I do 90% of my work in my vices, so I typically tram to the vice. My table is far from perfect - the vices are still (mostly - only one accident :mad: ) good. I use the large flat area on the kurt for traming - If I really care about the result, I tram to the top surface of the vice slides. If I mount both vices, I try to find a happy average between both. Moving the table some distance make it harder... BP tables are made of rubber. Lately I've been using soft jaws more often - no need to tram the fine details- just cut the jaws.

Vices - I have a pair of Kurt 618. Nice, crazy expensive, but I got them separately as great deals. Prior to that I had a 40 year old BP vice - it was actually pretty good.

Yes... remove the swivel base unless you need it for a particular job.

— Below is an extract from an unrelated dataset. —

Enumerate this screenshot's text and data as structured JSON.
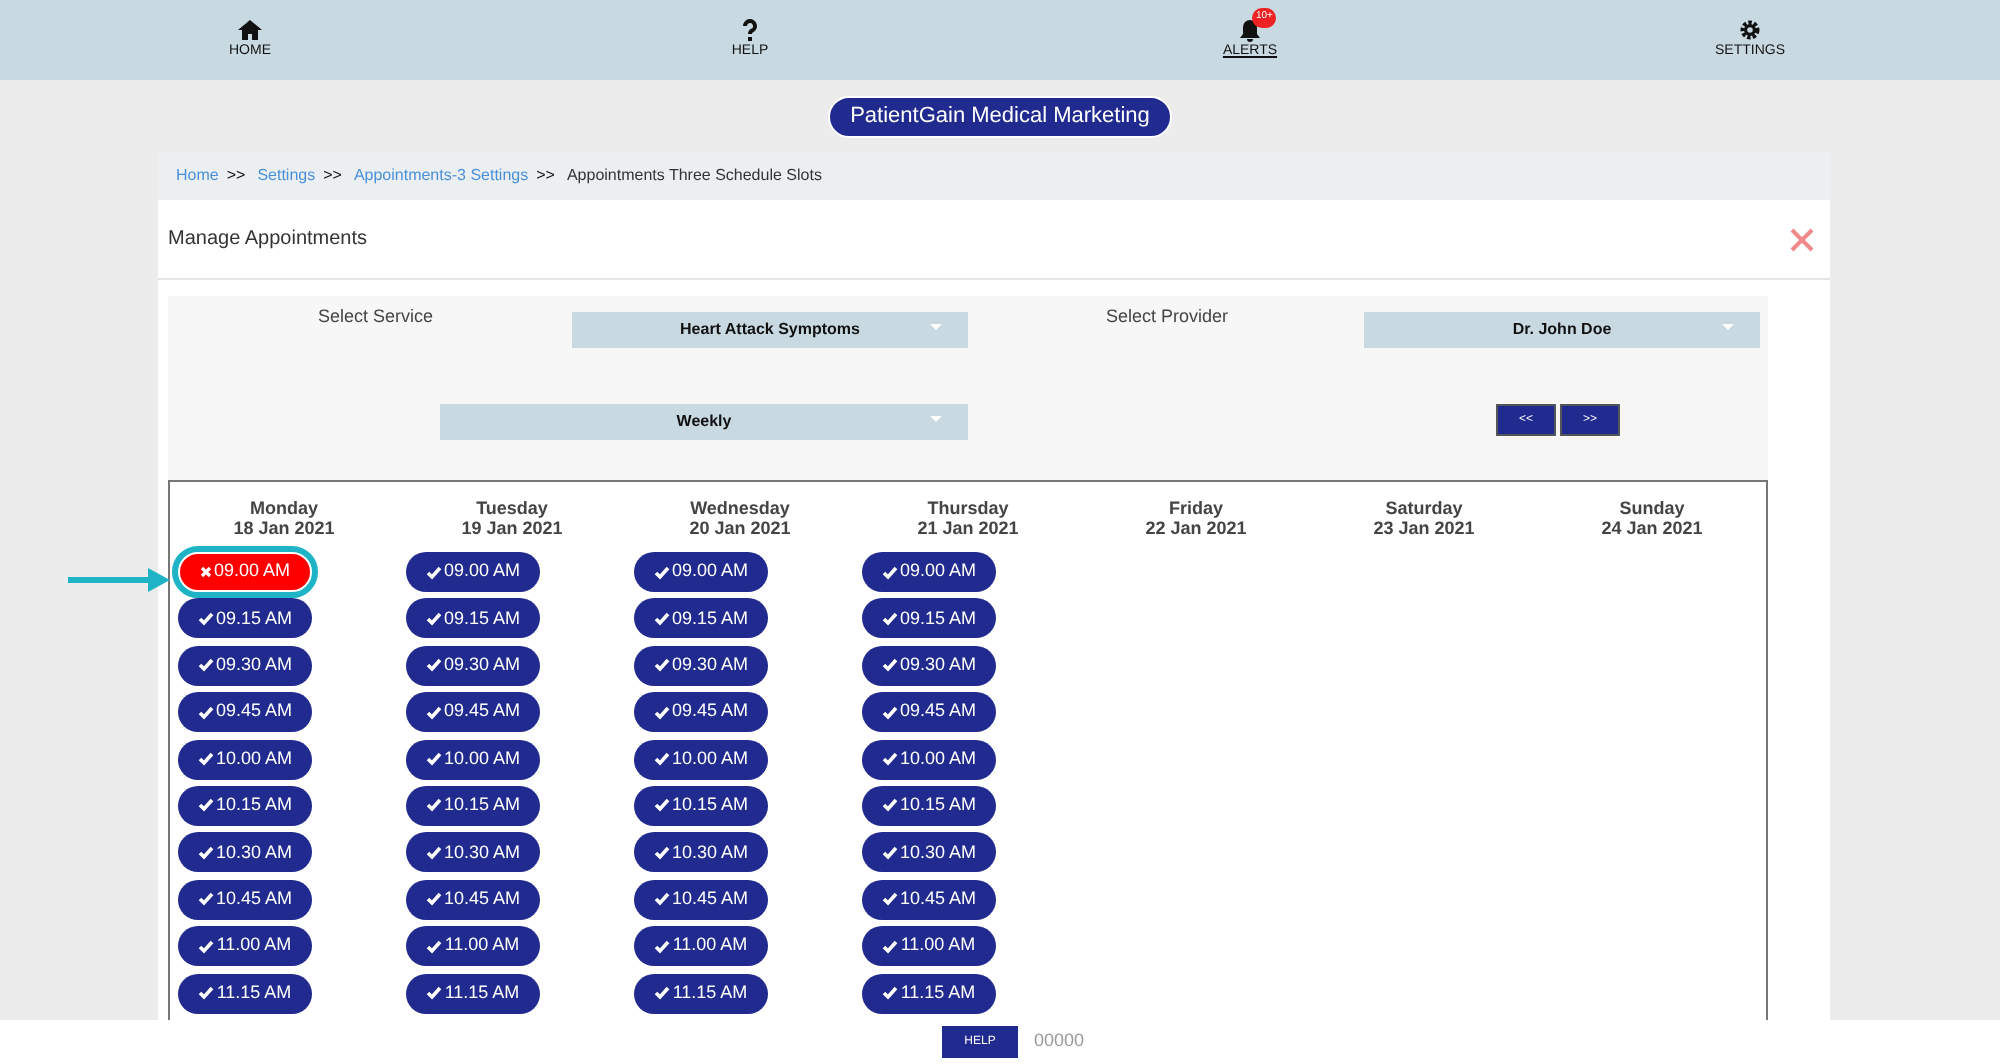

10-14-2011, 12:51 PM
I just "reconditioned" my Bridgeport vise and I'm finally happy with it. It was pretty beat.

I started by disassembling everything...ran a file over the bottom of it to debur it, then mounted the main casting to the mill table and indicated it in referencing off of the fixed jaw mount surface. I made a large flycutter so I could resurface the bed of vise in one pass...took off just enough to clean it up. Then I took the same amount off of the bottom of the moving jaw casting, plus a little more to tighten up the gibs....reasembled it all and took a light pass at over the tops and clamping surfaces of the jaws (It already had the "built in parallel" steps machined into the jaws, so I just cleaned 'em up) to square them up with a 123 block clamped in it. Works much better. Hold firm with about 1/2 the clampling pressure it needed before.

I'd use whichever vise is biggest/heaviest, then go through it to make it work right.

10-14-2011, 06:57 PM
The tool and die maker in the basement of the engineering lab at college, a crusty Swede, used a Bridgeport vise and thought it was a good design. I think, however, that 1969 may have been before Kurt came out with its AngLock patented design. (Does anybody know when that happened?) At any rate, at one point in time the Bridgeport vise may have been one of the best available. While a Kurt vise may be better in some respects, I suspect a properly-fitted B'port vise will do quite well after you get the hang of knocking the work back down after tightening the movable jaw.